Third, all sanctions regimes, but particularly those in the US, should include far broader standing exemptions than have historically been the case. On 24 September, the US Treasury issued two General Licenses (GL 14 and 15) that permit the delivery of essential goods and humanitarian aid, including food, medicines, and COVID-19-related assistance. Lessons from other far-reaching sanctions regimes elsewhere in the world have shown that the current US humanitarian licensing system is not fit for purpose, however, and leaves vast swathes of the world’s population “unbanked”. A positive example can be drawn from the standing exemption included the current UN Somalia sanctions regime, last renewed in UNSC Resolution 2551 (2020) op. para.22, which seeks to allow for unhindered humanitarian assistance to the country.

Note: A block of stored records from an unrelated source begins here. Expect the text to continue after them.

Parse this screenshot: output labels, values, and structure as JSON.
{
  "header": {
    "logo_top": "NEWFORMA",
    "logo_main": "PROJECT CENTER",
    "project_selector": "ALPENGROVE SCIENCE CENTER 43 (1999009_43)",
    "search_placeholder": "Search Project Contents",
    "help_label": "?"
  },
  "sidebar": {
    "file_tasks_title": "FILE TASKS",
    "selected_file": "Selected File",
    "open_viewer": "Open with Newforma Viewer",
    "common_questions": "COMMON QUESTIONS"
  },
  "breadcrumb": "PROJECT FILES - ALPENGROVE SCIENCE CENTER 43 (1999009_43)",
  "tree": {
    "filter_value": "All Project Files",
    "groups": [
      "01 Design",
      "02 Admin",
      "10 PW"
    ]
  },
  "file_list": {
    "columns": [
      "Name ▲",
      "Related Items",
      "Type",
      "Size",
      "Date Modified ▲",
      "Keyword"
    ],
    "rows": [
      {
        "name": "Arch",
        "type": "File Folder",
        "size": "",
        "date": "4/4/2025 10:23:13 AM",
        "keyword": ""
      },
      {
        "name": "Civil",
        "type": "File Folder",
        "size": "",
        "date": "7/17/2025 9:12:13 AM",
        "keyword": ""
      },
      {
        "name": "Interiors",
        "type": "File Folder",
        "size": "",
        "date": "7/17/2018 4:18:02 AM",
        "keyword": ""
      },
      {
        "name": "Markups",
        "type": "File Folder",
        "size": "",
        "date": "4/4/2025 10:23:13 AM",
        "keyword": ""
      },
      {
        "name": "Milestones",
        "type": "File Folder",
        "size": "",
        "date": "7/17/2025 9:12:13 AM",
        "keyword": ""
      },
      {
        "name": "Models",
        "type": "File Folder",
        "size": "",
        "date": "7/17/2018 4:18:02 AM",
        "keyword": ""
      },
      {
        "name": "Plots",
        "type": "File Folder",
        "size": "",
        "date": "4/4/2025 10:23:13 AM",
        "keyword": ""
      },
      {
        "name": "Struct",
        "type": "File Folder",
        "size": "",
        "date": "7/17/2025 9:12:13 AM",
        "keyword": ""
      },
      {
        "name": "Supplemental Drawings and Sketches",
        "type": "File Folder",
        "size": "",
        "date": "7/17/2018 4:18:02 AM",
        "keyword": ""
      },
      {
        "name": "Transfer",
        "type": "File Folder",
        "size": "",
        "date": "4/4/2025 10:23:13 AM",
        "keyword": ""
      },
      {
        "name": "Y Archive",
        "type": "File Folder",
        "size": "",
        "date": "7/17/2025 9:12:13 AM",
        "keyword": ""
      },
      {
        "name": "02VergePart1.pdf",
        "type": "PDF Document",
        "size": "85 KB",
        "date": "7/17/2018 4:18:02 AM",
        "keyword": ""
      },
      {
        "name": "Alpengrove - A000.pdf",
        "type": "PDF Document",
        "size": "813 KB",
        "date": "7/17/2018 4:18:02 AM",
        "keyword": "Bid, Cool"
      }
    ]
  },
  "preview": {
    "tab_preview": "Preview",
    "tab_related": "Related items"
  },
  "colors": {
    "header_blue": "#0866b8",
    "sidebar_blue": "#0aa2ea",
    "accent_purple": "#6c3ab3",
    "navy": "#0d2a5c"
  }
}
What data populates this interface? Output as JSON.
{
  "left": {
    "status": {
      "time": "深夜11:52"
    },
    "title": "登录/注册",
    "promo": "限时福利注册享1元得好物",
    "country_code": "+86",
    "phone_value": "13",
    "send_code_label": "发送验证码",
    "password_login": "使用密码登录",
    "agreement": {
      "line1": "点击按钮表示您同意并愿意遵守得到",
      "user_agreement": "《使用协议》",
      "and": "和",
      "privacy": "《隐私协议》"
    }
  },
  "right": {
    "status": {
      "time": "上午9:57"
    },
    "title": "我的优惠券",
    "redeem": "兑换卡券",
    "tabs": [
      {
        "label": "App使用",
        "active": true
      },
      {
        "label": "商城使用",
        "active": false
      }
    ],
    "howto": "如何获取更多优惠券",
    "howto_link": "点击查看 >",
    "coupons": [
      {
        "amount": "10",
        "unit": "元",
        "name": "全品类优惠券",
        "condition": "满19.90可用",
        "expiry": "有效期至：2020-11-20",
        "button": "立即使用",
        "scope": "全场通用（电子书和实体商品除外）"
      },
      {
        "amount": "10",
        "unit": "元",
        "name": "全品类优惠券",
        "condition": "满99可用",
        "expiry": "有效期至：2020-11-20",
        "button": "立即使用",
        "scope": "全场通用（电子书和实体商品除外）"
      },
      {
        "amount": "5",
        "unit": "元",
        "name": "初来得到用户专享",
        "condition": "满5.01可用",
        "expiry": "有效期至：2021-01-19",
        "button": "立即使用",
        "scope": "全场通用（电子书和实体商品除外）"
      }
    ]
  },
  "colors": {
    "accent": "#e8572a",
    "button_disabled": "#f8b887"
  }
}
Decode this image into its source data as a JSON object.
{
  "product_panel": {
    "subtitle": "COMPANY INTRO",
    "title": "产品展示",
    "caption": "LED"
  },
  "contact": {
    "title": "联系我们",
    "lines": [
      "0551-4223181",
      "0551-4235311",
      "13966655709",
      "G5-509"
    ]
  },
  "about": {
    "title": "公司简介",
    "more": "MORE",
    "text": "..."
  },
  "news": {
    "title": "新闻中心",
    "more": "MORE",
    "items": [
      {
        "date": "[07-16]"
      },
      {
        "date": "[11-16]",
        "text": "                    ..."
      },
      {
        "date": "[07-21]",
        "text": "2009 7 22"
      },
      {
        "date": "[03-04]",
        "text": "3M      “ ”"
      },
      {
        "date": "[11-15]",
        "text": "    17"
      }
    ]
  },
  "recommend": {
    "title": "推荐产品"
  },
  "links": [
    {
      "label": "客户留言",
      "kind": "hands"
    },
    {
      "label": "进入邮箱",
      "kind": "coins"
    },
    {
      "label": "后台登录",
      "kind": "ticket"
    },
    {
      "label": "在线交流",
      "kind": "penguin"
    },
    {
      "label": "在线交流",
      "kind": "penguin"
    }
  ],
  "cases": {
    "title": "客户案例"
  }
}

Fourth, sanctioning powers should proactively ensure that trade in essential goods and humanitarian access can continue unhindered to Afghanistan (security challenges notwithstanding). If most of the new Afghan government remains listed in its entirety by the US, this will seriously complicate such activities. Furthermore, the current US General Licenses do not include certain important areas, such as education. Proactivity and clarity of guidance will remain key.
Fifth, the design of any new sanctions should include close input from public health and humanitarian professionals (something that is not currently the case across most, if any, international sanctions regimes). A common humanitarian monitoring mechanism should also be established to work across UN, regional, and unilateral sanctions regimes in the Afghan context.
Finally, countries hosting sizeable Afghan migrant populations should facilitate and safeguard their ability to send money home to family and friends in spite of sanctions, counterterrorism measures, and de-risking. Not least as remittances can act as vital lifelines to vulnerable populations, including in conflict zones—working in a countercyclical manner at times of severe economic stress. Lessons from other financially excluded countries working to meet UN Sustainable Development Goals will be important here.
Averting further (avoidable) suffering of the Afghan people should be a key priority when planning all future sanctions and counterterrorism regulations on Afghanistan and when revising existing measures. The past few decades have taught us that economic collapse and associated civilian pain do not equate to political gain. Indeed, such a strategy could help avoid the country becoming a failed state and terrorist safe haven again as well as averting a looming humanitarian catastrophe.
[i] Zuzana Hudáková, Thomas Biersteker, and Erica Moret (2021) “Sanctions relaxation and conflict resolution: Lessons from past sanctions regimes,” Carter Center (forthcoming, October).
Erica Moret is Senior Researcher at the Global Governance Centre and the Geneva Centre of Humanitarian Studies at the Graduate Institute for International and Development Studies (IHEID) and also serves as coordinator for the Geneva International Sanctions Network and independent advisor to the UN and EU.